§ Your assignment
The entries contain pictures, which should not appear in the copy; everything else must be reproduced exactly.

>>

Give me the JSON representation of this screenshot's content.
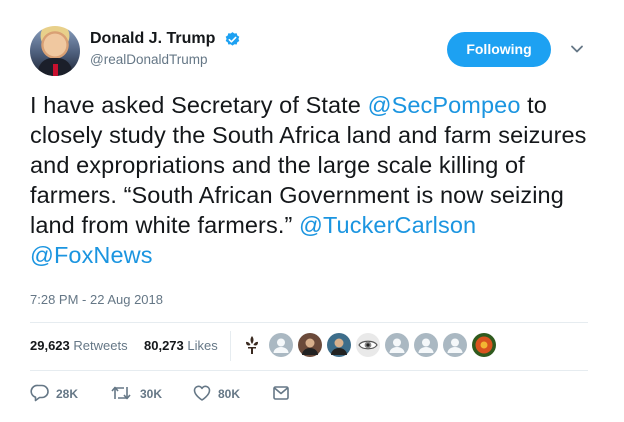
{
  "header": {
    "display_name": "Donald J. Trump",
    "handle": "@realDonaldTrump",
    "follow_label": "Following",
    "accent": "#1da1f2"
  },
  "tweet": {
    "segments": [
      {
        "text": "I have asked Secretary of State ",
        "mention": false
      },
      {
        "text": "@SecPompeo",
        "mention": true
      },
      {
        "text": " to closely study the South Africa land and farm seizures and expropriations and the large scale killing of farmers. “South African Government is now seizing land from white farmers.” ",
        "mention": false
      },
      {
        "text": "@TuckerCarlson",
        "mention": true
      },
      {
        "text": " ",
        "mention": false
      },
      {
        "text": "@FoxNews",
        "mention": true
      }
    ],
    "timestamp": "7:28 PM - 22 Aug 2018"
  },
  "stats": {
    "retweets_count": "29,623",
    "retweets_label": "Retweets",
    "likes_count": "80,273",
    "likes_label": "Likes"
  },
  "likers": [
    {
      "icon": "fleur-de-lis-icon",
      "color": "#3a2a20"
    },
    {
      "icon": "default-avatar-icon",
      "color": "#aab8c2"
    },
    {
      "icon": "user-photo-icon",
      "color": "#6b4a3a"
    },
    {
      "icon": "user-photo-icon",
      "color": "#3d6d8a"
    },
    {
      "icon": "eye-icon",
      "color": "#8a8a8a"
    },
    {
      "icon": "default-avatar-icon",
      "color": "#aab8c2"
    },
    {
      "icon": "default-avatar-icon",
      "color": "#aab8c2"
    },
    {
      "icon": "default-avatar-icon",
      "color": "#aab8c2"
    },
    {
      "icon": "flower-icon",
      "color": "#d9531e"
    }
  ],
  "actions": {
    "reply_count": "28K",
    "retweet_count": "30K",
    "like_count": "80K"
  }
}
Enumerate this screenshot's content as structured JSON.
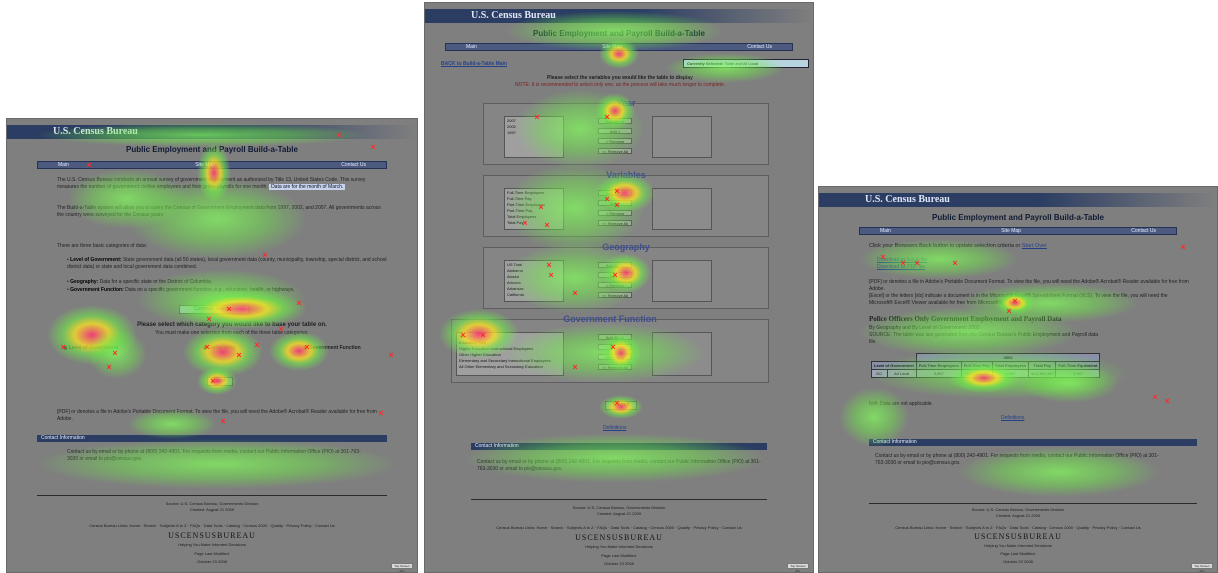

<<

§ Output for this exercise
Give me the JSON representation of this screenshot's content.
{
  "header": {
    "display_name": "Donald J. Trump",
    "handle": "@realDonaldTrump",
    "follow_label": "Following",
    "accent": "#1da1f2"
  },
  "tweet": {
    "segments": [
      {
        "text": "I have asked Secretary of State ",
        "mention": false
      },
      {
        "text": "@SecPompeo",
        "mention": true
      },
      {
        "text": " to closely study the South Africa land and farm seizures and expropriations and the large scale killing of farmers. “South African Government is now seizing land from white farmers.” ",
        "mention": false
      },
      {
        "text": "@TuckerCarlson",
        "mention": true
      },
      {
        "text": " ",
        "mention": false
      },
      {
        "text": "@FoxNews",
        "mention": true
      }
    ],
    "timestamp": "7:28 PM - 22 Aug 2018"
  },
  "stats": {
    "retweets_count": "29,623",
    "retweets_label": "Retweets",
    "likes_count": "80,273",
    "likes_label": "Likes"
  },
  "likers": [
    {
      "icon": "fleur-de-lis-icon",
      "color": "#3a2a20"
    },
    {
      "icon": "default-avatar-icon",
      "color": "#aab8c2"
    },
    {
      "icon": "user-photo-icon",
      "color": "#6b4a3a"
    },
    {
      "icon": "user-photo-icon",
      "color": "#3d6d8a"
    },
    {
      "icon": "eye-icon",
      "color": "#8a8a8a"
    },
    {
      "icon": "default-avatar-icon",
      "color": "#aab8c2"
    },
    {
      "icon": "default-avatar-icon",
      "color": "#aab8c2"
    },
    {
      "icon": "default-avatar-icon",
      "color": "#aab8c2"
    },
    {
      "icon": "flower-icon",
      "color": "#d9531e"
    }
  ],
  "actions": {
    "reply_count": "28K",
    "retweet_count": "30K",
    "like_count": "80K"
  }
}
Enumerate this screenshot's content as structured JSON.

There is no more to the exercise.